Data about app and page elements
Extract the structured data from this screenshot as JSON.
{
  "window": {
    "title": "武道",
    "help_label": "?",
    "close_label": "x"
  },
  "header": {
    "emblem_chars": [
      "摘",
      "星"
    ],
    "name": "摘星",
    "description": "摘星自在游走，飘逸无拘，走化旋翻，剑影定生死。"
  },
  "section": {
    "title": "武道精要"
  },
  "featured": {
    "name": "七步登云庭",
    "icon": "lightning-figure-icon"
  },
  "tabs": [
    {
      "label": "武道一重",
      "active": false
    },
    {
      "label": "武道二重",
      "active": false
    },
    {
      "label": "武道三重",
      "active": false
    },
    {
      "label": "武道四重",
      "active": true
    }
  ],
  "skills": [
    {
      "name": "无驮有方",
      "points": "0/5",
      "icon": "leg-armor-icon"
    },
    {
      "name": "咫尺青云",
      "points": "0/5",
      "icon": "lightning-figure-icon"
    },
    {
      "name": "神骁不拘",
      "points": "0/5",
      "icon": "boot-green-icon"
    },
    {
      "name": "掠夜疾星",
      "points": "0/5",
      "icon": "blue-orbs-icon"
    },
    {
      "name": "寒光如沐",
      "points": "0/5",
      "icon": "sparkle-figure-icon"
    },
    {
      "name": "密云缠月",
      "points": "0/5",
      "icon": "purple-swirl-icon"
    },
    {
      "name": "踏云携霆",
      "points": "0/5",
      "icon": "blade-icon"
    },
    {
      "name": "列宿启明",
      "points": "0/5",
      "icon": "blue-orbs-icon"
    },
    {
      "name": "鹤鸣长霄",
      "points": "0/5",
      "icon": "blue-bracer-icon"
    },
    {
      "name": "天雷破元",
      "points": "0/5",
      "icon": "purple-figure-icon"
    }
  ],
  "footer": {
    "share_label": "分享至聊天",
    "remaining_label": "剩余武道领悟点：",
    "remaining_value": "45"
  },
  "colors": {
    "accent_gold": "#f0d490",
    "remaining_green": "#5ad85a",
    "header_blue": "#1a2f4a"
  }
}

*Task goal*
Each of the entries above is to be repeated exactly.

*Reply to the task*
Extract the structured data from this screenshot as JSON.
{
  "window": {
    "title": "武道",
    "help_label": "?",
    "close_label": "x"
  },
  "header": {
    "emblem_chars": [
      "摘",
      "星"
    ],
    "name": "摘星",
    "description": "摘星自在游走，飘逸无拘，走化旋翻，剑影定生死。"
  },
  "section": {
    "title": "武道精要"
  },
  "featured": {
    "name": "七步登云庭",
    "icon": "lightning-figure-icon"
  },
  "tabs": [
    {
      "label": "武道一重",
      "active": false
    },
    {
      "label": "武道二重",
      "active": false
    },
    {
      "label": "武道三重",
      "active": false
    },
    {
      "label": "武道四重",
      "active": true
    }
  ],
  "skills": [
    {
      "name": "无驮有方",
      "points": "0/5",
      "icon": "leg-armor-icon"
    },
    {
      "name": "咫尺青云",
      "points": "0/5",
      "icon": "lightning-figure-icon"
    },
    {
      "name": "神骁不拘",
      "points": "0/5",
      "icon": "boot-green-icon"
    },
    {
      "name": "掠夜疾星",
      "points": "0/5",
      "icon": "blue-orbs-icon"
    },
    {
      "name": "寒光如沐",
      "points": "0/5",
      "icon": "sparkle-figure-icon"
    },
    {
      "name": "密云缠月",
      "points": "0/5",
      "icon": "purple-swirl-icon"
    },
    {
      "name": "踏云携霆",
      "points": "0/5",
      "icon": "blade-icon"
    },
    {
      "name": "列宿启明",
      "points": "0/5",
      "icon": "blue-orbs-icon"
    },
    {
      "name": "鹤鸣长霄",
      "points": "0/5",
      "icon": "blue-bracer-icon"
    },
    {
      "name": "天雷破元",
      "points": "0/5",
      "icon": "purple-figure-icon"
    }
  ],
  "footer": {
    "share_label": "分享至聊天",
    "remaining_label": "剩余武道领悟点：",
    "remaining_value": "45"
  },
  "colors": {
    "accent_gold": "#f0d490",
    "remaining_green": "#5ad85a",
    "header_blue": "#1a2f4a"
  }
}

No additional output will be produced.